Filter the entries below, keeping every line that has the word "label".

(Provided data begins)

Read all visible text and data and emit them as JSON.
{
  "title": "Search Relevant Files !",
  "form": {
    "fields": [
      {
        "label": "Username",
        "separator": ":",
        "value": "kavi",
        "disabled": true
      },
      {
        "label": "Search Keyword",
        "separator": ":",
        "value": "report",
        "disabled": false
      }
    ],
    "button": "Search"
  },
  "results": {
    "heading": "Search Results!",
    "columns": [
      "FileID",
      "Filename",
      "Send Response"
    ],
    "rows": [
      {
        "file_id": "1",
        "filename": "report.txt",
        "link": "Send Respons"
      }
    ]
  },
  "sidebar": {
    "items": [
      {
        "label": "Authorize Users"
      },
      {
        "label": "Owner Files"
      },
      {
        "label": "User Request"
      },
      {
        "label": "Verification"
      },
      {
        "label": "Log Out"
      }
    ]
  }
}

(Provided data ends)

▸ Problem solution:
        "label": "Username",
        "label": "Search Keyword",
        "label": "Authorize Users"
        "label": "Owner Files"
        "label": "User Request"
        "label": "Verification"
        "label": "Log Out"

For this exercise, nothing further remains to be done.